Instructions for the task:
For each line below, check for "icon"; give only the total of lines where it occurs.

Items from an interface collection

===============

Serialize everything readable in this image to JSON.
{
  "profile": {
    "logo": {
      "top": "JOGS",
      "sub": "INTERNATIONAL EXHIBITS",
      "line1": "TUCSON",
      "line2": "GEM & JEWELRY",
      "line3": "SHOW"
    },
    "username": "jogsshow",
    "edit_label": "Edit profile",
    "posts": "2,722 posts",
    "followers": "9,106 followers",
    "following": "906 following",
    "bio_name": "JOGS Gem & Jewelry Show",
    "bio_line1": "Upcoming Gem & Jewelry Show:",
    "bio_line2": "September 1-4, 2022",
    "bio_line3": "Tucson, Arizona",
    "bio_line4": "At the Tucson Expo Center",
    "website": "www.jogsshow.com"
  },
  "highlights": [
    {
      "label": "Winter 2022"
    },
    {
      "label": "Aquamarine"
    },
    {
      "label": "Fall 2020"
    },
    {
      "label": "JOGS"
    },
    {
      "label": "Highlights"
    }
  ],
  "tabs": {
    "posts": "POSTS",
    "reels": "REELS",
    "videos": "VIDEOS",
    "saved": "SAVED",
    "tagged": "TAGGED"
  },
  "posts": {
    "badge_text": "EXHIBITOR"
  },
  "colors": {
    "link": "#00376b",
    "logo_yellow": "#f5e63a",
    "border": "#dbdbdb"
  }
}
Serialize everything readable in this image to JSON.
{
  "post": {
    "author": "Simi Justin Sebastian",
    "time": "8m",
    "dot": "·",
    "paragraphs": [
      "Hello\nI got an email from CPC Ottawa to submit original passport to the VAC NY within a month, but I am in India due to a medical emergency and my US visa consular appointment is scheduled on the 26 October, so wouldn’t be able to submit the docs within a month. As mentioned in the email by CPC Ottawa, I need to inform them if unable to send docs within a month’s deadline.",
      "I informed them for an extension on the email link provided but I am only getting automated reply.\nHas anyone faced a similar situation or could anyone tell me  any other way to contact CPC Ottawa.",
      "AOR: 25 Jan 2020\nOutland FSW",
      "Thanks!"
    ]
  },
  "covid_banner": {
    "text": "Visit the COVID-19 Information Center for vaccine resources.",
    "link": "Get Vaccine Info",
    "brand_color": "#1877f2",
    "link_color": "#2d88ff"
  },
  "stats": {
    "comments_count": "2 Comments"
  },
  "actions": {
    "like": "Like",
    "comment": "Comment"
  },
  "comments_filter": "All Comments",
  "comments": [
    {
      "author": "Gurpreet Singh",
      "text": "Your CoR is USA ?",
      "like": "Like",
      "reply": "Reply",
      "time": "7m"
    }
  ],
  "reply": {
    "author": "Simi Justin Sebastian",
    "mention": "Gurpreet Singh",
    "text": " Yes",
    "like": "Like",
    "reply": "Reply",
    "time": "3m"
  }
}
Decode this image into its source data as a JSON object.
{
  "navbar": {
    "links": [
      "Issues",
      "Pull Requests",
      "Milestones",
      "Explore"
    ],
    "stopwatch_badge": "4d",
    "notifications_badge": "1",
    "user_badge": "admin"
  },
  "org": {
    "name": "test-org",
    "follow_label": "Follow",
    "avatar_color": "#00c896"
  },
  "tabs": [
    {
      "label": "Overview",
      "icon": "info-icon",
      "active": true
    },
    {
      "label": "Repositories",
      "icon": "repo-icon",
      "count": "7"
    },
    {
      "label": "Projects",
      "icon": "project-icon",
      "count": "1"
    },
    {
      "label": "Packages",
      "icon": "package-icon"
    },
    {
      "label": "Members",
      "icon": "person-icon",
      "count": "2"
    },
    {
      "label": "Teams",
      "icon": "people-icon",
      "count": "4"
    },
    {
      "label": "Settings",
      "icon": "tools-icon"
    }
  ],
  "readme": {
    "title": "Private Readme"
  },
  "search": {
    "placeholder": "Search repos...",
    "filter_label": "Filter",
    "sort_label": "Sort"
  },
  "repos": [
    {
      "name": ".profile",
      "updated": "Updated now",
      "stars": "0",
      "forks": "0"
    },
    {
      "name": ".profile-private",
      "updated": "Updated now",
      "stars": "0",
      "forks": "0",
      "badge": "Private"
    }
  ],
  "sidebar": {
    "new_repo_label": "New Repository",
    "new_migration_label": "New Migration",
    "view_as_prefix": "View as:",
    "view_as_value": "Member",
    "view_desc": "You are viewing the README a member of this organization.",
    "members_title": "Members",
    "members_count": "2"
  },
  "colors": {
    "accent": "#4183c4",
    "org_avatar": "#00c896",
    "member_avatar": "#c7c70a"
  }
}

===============

Exercise output:
7